Suppose a program has memory leaks.
1) When a process dies (normally or segmentation fault), are those leaked memory freed?
2) What about other resources a process holds?
Stack and heap memory is freed and file descriptors are closed on all modern system, I think.
On POSIX systems there are a number of resources that are not freed when a process exits, shared semaphores, message queues and memory segments. These are meant to be persistent between processes, so they simply can't. It is the responsibility of the application to free them.
It could do that e.g with
on_exit handlers, but usually there is a simpler way. For memory segments you would typically use
shm_unlink after all processes have opened such a segment. The segment then ceases to exist when the last process (and its file descriptor to the segment) is closed.
With most modern operating systems (linux, windows from around NT 3.5), yes.
1) Yes, the memory is freed.
2) Different process model? I don't know what you mean by that, but once a program dies, all the memory that it
new'd is then returned to the OS and will be reallocated to another program later.
3) Once a program exits, all allocated memory is returned to the OS, however until the process is
wait()ed by another process, there is a small amount of data such as the exit status waiting around for someone to collect it. On linux, I believe, a normal process from bash/init will be waited and cleaned up automatically.

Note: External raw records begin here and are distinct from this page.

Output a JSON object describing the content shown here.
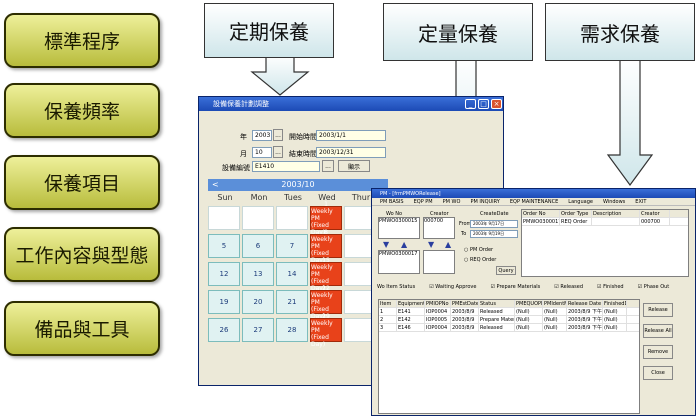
{
  "menu": [
    "標準程序",
    "保養頻率",
    "保養項目",
    "工作內容與型態",
    "備品與工具"
  ],
  "callouts": {
    "periodic": "定期保養",
    "quantity": "定量保養",
    "demand": "需求保養"
  },
  "sched_window": {
    "title": "設備保養計劃調整",
    "year_label": "年",
    "year": "2003",
    "month_label": "月",
    "month": "10",
    "start_label": "開始時間",
    "start": "2003/1/1",
    "end_label": "結束時間",
    "end": "2003/12/31",
    "equip_label": "設備編號",
    "equip": "E1410",
    "browse": "...",
    "show_btn": "顯示",
    "cal_title": "2003/10",
    "prev": "<",
    "next": ">",
    "days": [
      "Sun",
      "Mon",
      "Tues",
      "Wed",
      "Thur"
    ],
    "weeks": [
      [
        "",
        "",
        "",
        "1",
        ""
      ],
      [
        "5",
        "6",
        "7",
        "8",
        ""
      ],
      [
        "12",
        "13",
        "14",
        "15",
        ""
      ],
      [
        "19",
        "20",
        "21",
        "22",
        ""
      ],
      [
        "26",
        "27",
        "28",
        "29",
        ""
      ]
    ],
    "pm_label": [
      "Weekly PM",
      "(Fixed Day)"
    ]
  },
  "pm_window": {
    "title": "PM - [frmPMWORelease]",
    "menubar": [
      "PM BASIS",
      "EQP PM",
      "PM WO",
      "PM INQUIRY",
      "EQP MAINTENANCE",
      "Language",
      "Windows",
      "EXIT"
    ],
    "wo_no_label": "Wo No",
    "creator_label": "Creator",
    "createdate_label": "CreateDate",
    "wo_list": [
      "PMWO0300015",
      "PMWO0300017"
    ],
    "creator_val": "000700",
    "from_label": "From",
    "to_label": "To",
    "from_date": "2003年 9月17日",
    "to_date": "2003年 9月19日",
    "radio_pm": "PM Order",
    "radio_req": "REQ Order",
    "query_btn": "Query",
    "order_cols": [
      "Order No",
      "Order Type",
      "Description",
      "Creator"
    ],
    "order_rows": [
      [
        "PMWO0300017",
        "REQ Order",
        "",
        "000700"
      ]
    ],
    "status_label": "Wo Item Status",
    "status_opts": [
      "Waiting Approve",
      "Prepare Materials",
      "Released",
      "Finished",
      "Phase Out"
    ],
    "item_cols": [
      "Item",
      "EquipmentNo",
      "PMIOPNo",
      "PMEstDateTim",
      "Status",
      "PMEQUOPN",
      "PMIdentM",
      "Release Date",
      "FinishedDa"
    ],
    "item_rows": [
      [
        "1",
        "E141",
        "IOP0004",
        "2003/8/9",
        "Released",
        "(Null)",
        "(Null)",
        "2003/8/9 下午",
        "(Null)"
      ],
      [
        "2",
        "E142",
        "IOP0005",
        "2003/8/9",
        "Prepare Materials",
        "(Null)",
        "(Null)",
        "2003/8/9 下午",
        "(Null)"
      ],
      [
        "3",
        "E146",
        "IOP0004",
        "2003/8/9",
        "Released",
        "(Null)",
        "(Null)",
        "2003/8/9 下午",
        "(Null)"
      ]
    ],
    "buttons": [
      "Release",
      "Release All",
      "Remove",
      "Close"
    ]
  }
}
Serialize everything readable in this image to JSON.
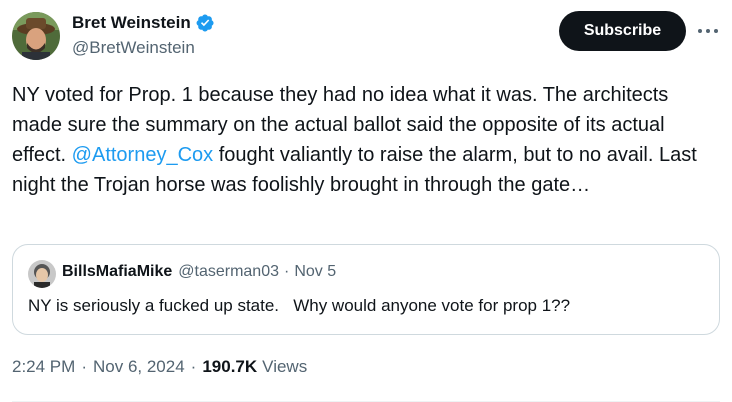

You can safely assume with modern linux systems that the memory will be freed... However... Its not a guaruntee, and certainly not best practice.